■ Work required ■
For each line below that holds the word "color", make a copy.

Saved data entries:
———

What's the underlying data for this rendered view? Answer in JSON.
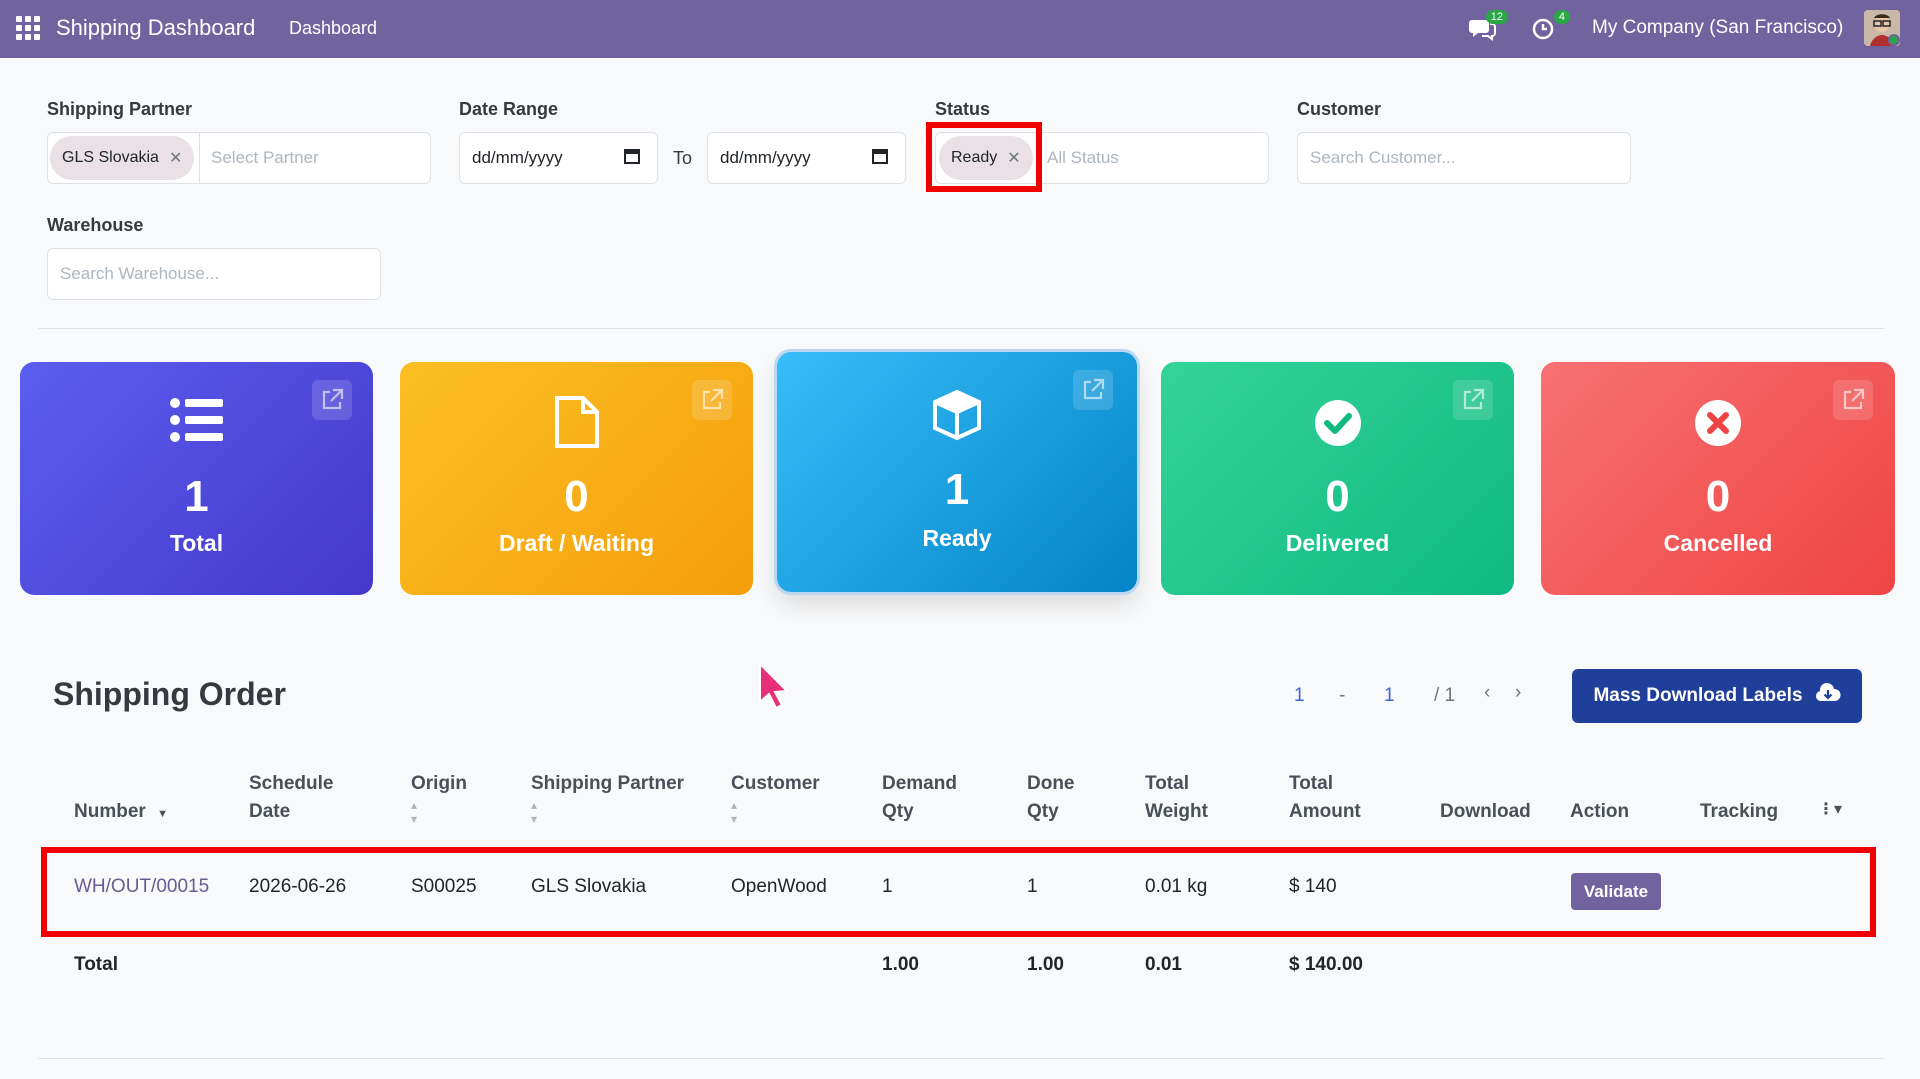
{
  "topbar": {
    "app_title": "Shipping Dashboard",
    "nav_dashboard": "Dashboard",
    "messages_badge": "12",
    "activities_badge": "4",
    "company": "My Company (San Francisco)"
  },
  "filters": {
    "partner_label": "Shipping Partner",
    "partner_tag": "GLS Slovakia",
    "partner_placeholder": "Select Partner",
    "date_label": "Date Range",
    "date_from": "dd/mm/yyyy",
    "date_to_label": "To",
    "date_to": "dd/mm/yyyy",
    "status_label": "Status",
    "status_tag": "Ready",
    "status_placeholder": "All Status",
    "customer_label": "Customer",
    "customer_placeholder": "Search Customer...",
    "warehouse_label": "Warehouse",
    "warehouse_placeholder": "Search Warehouse..."
  },
  "cards": [
    {
      "value": "1",
      "label": "Total",
      "color": "#4f46e5"
    },
    {
      "value": "0",
      "label": "Draft / Waiting",
      "color": "#f59e0b"
    },
    {
      "value": "1",
      "label": "Ready",
      "color": "#0ea5e9"
    },
    {
      "value": "0",
      "label": "Delivered",
      "color": "#10b981"
    },
    {
      "value": "0",
      "label": "Cancelled",
      "color": "#ef4444"
    }
  ],
  "orders": {
    "title": "Shipping Order",
    "pager": {
      "start": "1",
      "dash": "-",
      "end": "1",
      "total": "/ 1"
    },
    "mass_download": "Mass Download Labels",
    "columns": {
      "number": "Number",
      "schedule_1": "Schedule",
      "schedule_2": "Date",
      "origin": "Origin",
      "partner": "Shipping Partner",
      "customer": "Customer",
      "demand_1": "Demand",
      "demand_2": "Qty",
      "done_1": "Done",
      "done_2": "Qty",
      "weight_1": "Total",
      "weight_2": "Weight",
      "amount_1": "Total",
      "amount_2": "Amount",
      "download": "Download",
      "action": "Action",
      "tracking": "Tracking"
    },
    "row": {
      "number": "WH/OUT/00015",
      "date": "2026-06-26",
      "origin": "S00025",
      "partner": "GLS Slovakia",
      "customer": "OpenWood",
      "demand": "1",
      "done": "1",
      "weight": "0.01 kg",
      "amount": "$ 140",
      "action": "Validate"
    },
    "totals": {
      "label": "Total",
      "demand": "1.00",
      "done": "1.00",
      "weight": "0.01",
      "amount": "$ 140.00"
    }
  }
}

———

■ Result ■
      "color": "#4f46e5"
      "color": "#f59e0b"
      "color": "#0ea5e9"
      "color": "#10b981"
      "color": "#ef4444"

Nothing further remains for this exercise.